Source material: Begin

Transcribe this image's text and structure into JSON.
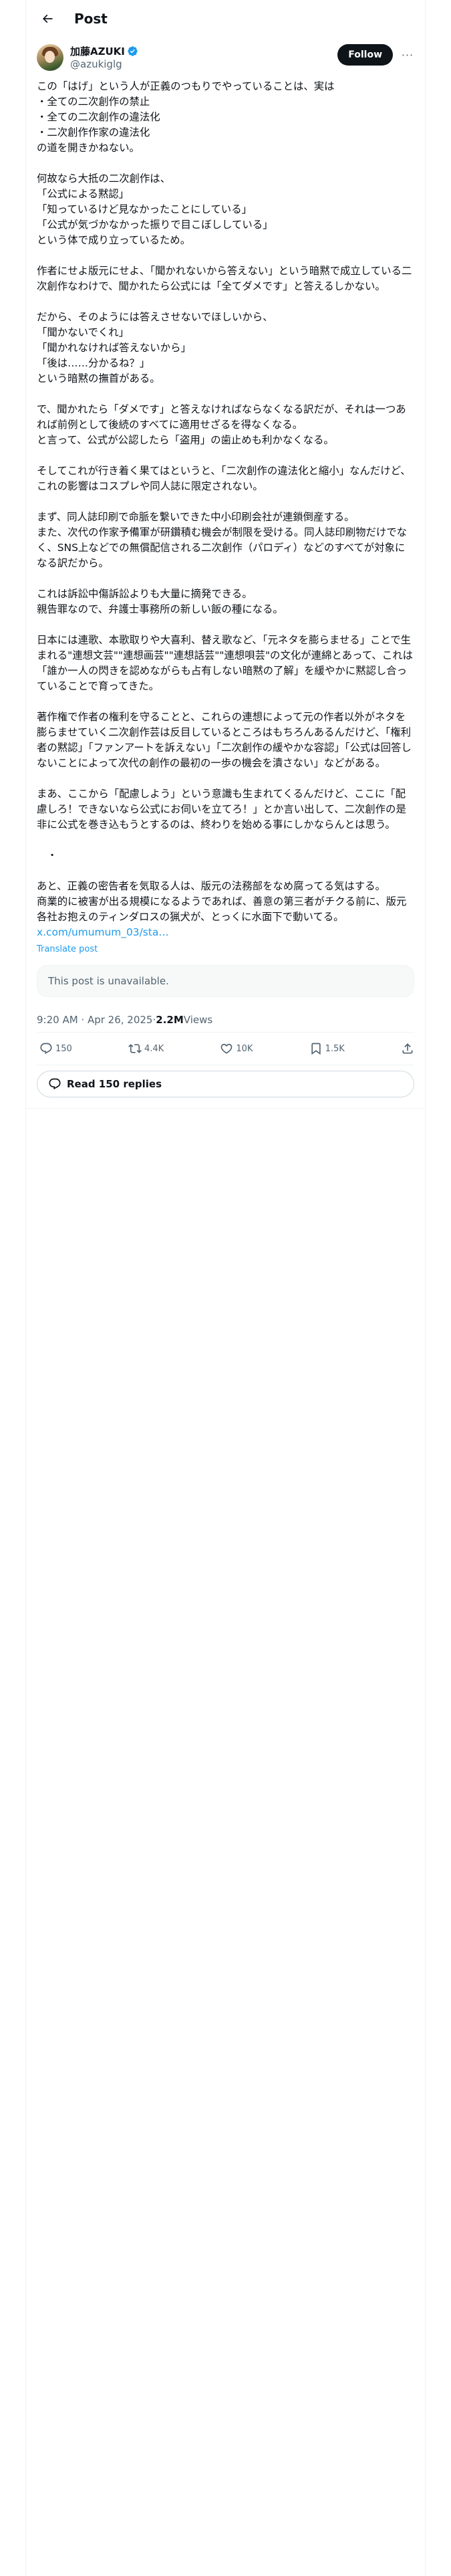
{
  "header": {
    "title": "Post",
    "back_icon": "arrow-left-icon"
  },
  "author": {
    "name": "加藤AZUKI",
    "handle": "@azukiglg",
    "verified_color": "#1d9bf0",
    "follow_label": "Follow",
    "more_label": "···"
  },
  "tweet": {
    "paragraphs": [
      "この「はげ」という人が正義のつもりでやっていることは、実は\n・全ての二次創作の禁止\n・全ての二次創作の違法化\n・二次創作作家の違法化\nの道を開きかねない。",
      "何故なら大抵の二次創作は、\n「公式による黙認」\n「知っているけど見なかったことにしている」\n「公式が気づかなかった振りで目こぼししている」\nという体で成り立っているため。",
      "作者にせよ版元にせよ、「聞かれないから答えない」という暗黙で成立している二次創作なわけで、聞かれたら公式には「全てダメです」と答えるしかない。",
      "だから、そのようには答えさせないでほしいから、\n「聞かないでくれ」\n「聞かれなければ答えないから」\n「後は……分かるね？」\nという暗黙の撫首がある。",
      "で、聞かれたら「ダメです」と答えなければならなくなる訳だが、それは一つあれば前例として後続のすべてに適用せざるを得なくなる。\nと言って、公式が公認したら「盗用」の歯止めも利かなくなる。",
      "そしてこれが行き着く果てはというと、「二次創作の違法化と縮小」なんだけど、これの影響はコスプレや同人誌に限定されない。",
      "まず、同人誌印刷で命脈を繋いできた中小印刷会社が連鎖倒産する。\nまた、次代の作家予備軍が研鑽積む機会が制限を受ける。同人誌印刷物だけでなく、SNS上などでの無償配信される二次創作（パロディ）などのすべてが対象になる訳だから。",
      "これは訴訟中傷訴訟よりも大量に摘発できる。\n親告罪なので、弁護士事務所の新しい飯の種になる。",
      "日本には連歌、本歌取りや大喜利、替え歌など、「元ネタを膨らませる」ことで生まれる\"連想文芸\"\"連想画芸\"\"連想話芸\"\"連想唄芸\"の文化が連綿とあって、これは「誰か一人の閃きを認めながらも占有しない暗黙の了解」を緩やかに黙認し合っていることで育ってきた。",
      "著作権で作者の権利を守ることと、これらの連想によって元の作者以外がネタを膨らませていく二次創作芸は反目しているところはもちろんあるんだけど、「権利者の黙認」「ファンアートを訴えない」「二次創作の緩やかな容認」「公式は回答しないことによって次代の創作の最初の一歩の機会を潰さない」などがある。",
      "まあ、ここから「配慮しよう」という意識も生まれてくるんだけど、ここに「配慮しろ！できないなら公式にお伺いを立てろ！」とか言い出して、二次創作の是非に公式を巻き込もうとするのは、終わりを始める事にしかならんとは思う。",
      "　・",
      "あと、正義の密告者を気取る人は、版元の法務部をなめ腐ってる気はする。\n商業的に被害が出る規模になるようであれば、善意の第三者がチクる前に、版元各社お抱えのティンダロスの猟犬が、とっくに水面下で動いてる。"
    ],
    "link": "x.com/umumum_03/sta…",
    "translate_label": "Translate post"
  },
  "quote": {
    "text": "This post is unavailable."
  },
  "meta": {
    "time": "9:20 AM · Apr 26, 2025",
    "separator": " · ",
    "views_count": "2.2M",
    "views_label": " Views"
  },
  "actions": {
    "replies": "150",
    "reposts": "4.4K",
    "likes": "10K",
    "bookmarks": "1.5K"
  },
  "read_replies_label": "Read 150 replies"
}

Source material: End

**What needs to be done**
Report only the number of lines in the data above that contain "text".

**Answer box**
2